- [ASSIGNMENT]: Copy the data. Keep every character as given.
Start of Block
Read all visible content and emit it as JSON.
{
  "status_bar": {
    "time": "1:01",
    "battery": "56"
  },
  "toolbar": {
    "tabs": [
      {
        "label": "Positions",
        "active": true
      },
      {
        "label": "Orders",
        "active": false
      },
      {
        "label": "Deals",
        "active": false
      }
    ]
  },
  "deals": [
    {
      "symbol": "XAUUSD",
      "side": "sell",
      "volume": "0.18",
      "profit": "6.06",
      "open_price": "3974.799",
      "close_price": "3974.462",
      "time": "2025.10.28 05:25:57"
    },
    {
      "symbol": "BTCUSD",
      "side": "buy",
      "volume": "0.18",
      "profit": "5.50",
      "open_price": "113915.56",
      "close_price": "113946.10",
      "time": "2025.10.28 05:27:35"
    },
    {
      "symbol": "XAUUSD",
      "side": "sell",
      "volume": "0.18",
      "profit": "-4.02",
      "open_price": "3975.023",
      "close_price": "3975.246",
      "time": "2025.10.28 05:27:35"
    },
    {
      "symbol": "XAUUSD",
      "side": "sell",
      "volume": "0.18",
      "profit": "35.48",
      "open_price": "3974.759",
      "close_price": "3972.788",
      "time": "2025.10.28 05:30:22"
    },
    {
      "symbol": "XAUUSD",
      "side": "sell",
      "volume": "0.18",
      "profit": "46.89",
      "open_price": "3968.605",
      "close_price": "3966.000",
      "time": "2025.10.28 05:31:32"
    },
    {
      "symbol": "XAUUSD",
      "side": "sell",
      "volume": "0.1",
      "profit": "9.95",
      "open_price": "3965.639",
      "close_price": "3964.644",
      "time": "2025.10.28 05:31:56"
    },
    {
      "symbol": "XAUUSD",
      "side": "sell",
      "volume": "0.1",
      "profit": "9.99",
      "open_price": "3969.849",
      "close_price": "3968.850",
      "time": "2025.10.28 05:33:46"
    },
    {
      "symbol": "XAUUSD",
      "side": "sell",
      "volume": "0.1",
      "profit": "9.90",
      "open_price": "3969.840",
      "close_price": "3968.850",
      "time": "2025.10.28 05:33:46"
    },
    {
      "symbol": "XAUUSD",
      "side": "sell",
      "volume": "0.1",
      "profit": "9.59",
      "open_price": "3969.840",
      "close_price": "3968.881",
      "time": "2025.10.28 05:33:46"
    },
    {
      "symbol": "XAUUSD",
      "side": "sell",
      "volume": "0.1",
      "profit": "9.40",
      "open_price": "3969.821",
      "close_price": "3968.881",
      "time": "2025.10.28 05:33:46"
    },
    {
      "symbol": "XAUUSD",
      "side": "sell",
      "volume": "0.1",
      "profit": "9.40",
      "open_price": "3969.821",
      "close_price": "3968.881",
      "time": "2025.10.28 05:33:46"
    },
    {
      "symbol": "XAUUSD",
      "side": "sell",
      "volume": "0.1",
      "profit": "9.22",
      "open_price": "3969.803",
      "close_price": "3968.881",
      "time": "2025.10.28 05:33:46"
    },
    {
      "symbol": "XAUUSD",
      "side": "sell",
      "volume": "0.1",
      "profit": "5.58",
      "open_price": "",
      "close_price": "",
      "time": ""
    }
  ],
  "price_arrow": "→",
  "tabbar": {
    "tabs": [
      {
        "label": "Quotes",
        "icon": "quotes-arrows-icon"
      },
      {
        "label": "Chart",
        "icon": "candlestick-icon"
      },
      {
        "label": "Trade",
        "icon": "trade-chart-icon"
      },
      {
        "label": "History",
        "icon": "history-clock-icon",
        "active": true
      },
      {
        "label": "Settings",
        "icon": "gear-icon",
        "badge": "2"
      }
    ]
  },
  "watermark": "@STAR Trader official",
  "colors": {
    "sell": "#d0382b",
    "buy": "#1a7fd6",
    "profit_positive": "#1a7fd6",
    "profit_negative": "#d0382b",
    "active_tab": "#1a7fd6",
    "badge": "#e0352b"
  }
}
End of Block
- [COMPLETED TASK]:
Read all visible content and emit it as JSON.
{
  "status_bar": {
    "time": "1:01",
    "battery": "56"
  },
  "toolbar": {
    "tabs": [
      {
        "label": "Positions",
        "active": true
      },
      {
        "label": "Orders",
        "active": false
      },
      {
        "label": "Deals",
        "active": false
      }
    ]
  },
  "deals": [
    {
      "symbol": "XAUUSD",
      "side": "sell",
      "volume": "0.18",
      "profit": "6.06",
      "open_price": "3974.799",
      "close_price": "3974.462",
      "time": "2025.10.28 05:25:57"
    },
    {
      "symbol": "BTCUSD",
      "side": "buy",
      "volume": "0.18",
      "profit": "5.50",
      "open_price": "113915.56",
      "close_price": "113946.10",
      "time": "2025.10.28 05:27:35"
    },
    {
      "symbol": "XAUUSD",
      "side": "sell",
      "volume": "0.18",
      "profit": "-4.02",
      "open_price": "3975.023",
      "close_price": "3975.246",
      "time": "2025.10.28 05:27:35"
    },
    {
      "symbol": "XAUUSD",
      "side": "sell",
      "volume": "0.18",
      "profit": "35.48",
      "open_price": "3974.759",
      "close_price": "3972.788",
      "time": "2025.10.28 05:30:22"
    },
    {
      "symbol": "XAUUSD",
      "side": "sell",
      "volume": "0.18",
      "profit": "46.89",
      "open_price": "3968.605",
      "close_price": "3966.000",
      "time": "2025.10.28 05:31:32"
    },
    {
      "symbol": "XAUUSD",
      "side": "sell",
      "volume": "0.1",
      "profit": "9.95",
      "open_price": "3965.639",
      "close_price": "3964.644",
      "time": "2025.10.28 05:31:56"
    },
    {
      "symbol": "XAUUSD",
      "side": "sell",
      "volume": "0.1",
      "profit": "9.99",
      "open_price": "3969.849",
      "close_price": "3968.850",
      "time": "2025.10.28 05:33:46"
    },
    {
      "symbol": "XAUUSD",
      "side": "sell",
      "volume": "0.1",
      "profit": "9.90",
      "open_price": "3969.840",
      "close_price": "3968.850",
      "time": "2025.10.28 05:33:46"
    },
    {
      "symbol": "XAUUSD",
      "side": "sell",
      "volume": "0.1",
      "profit": "9.59",
      "open_price": "3969.840",
      "close_price": "3968.881",
      "time": "2025.10.28 05:33:46"
    },
    {
      "symbol": "XAUUSD",
      "side": "sell",
      "volume": "0.1",
      "profit": "9.40",
      "open_price": "3969.821",
      "close_price": "3968.881",
      "time": "2025.10.28 05:33:46"
    },
    {
      "symbol": "XAUUSD",
      "side": "sell",
      "volume": "0.1",
      "profit": "9.40",
      "open_price": "3969.821",
      "close_price": "3968.881",
      "time": "2025.10.28 05:33:46"
    },
    {
      "symbol": "XAUUSD",
      "side": "sell",
      "volume": "0.1",
      "profit": "9.22",
      "open_price": "3969.803",
      "close_price": "3968.881",
      "time": "2025.10.28 05:33:46"
    },
    {
      "symbol": "XAUUSD",
      "side": "sell",
      "volume": "0.1",
      "profit": "5.58",
      "open_price": "",
      "close_price": "",
      "time": ""
    }
  ],
  "price_arrow": "→",
  "tabbar": {
    "tabs": [
      {
        "label": "Quotes",
        "icon": "quotes-arrows-icon"
      },
      {
        "label": "Chart",
        "icon": "candlestick-icon"
      },
      {
        "label": "Trade",
        "icon": "trade-chart-icon"
      },
      {
        "label": "History",
        "icon": "history-clock-icon",
        "active": true
      },
      {
        "label": "Settings",
        "icon": "gear-icon",
        "badge": "2"
      }
    ]
  },
  "watermark": "@STAR Trader official",
  "colors": {
    "sell": "#d0382b",
    "buy": "#1a7fd6",
    "profit_positive": "#1a7fd6",
    "profit_negative": "#d0382b",
    "active_tab": "#1a7fd6",
    "badge": "#e0352b"
  }
}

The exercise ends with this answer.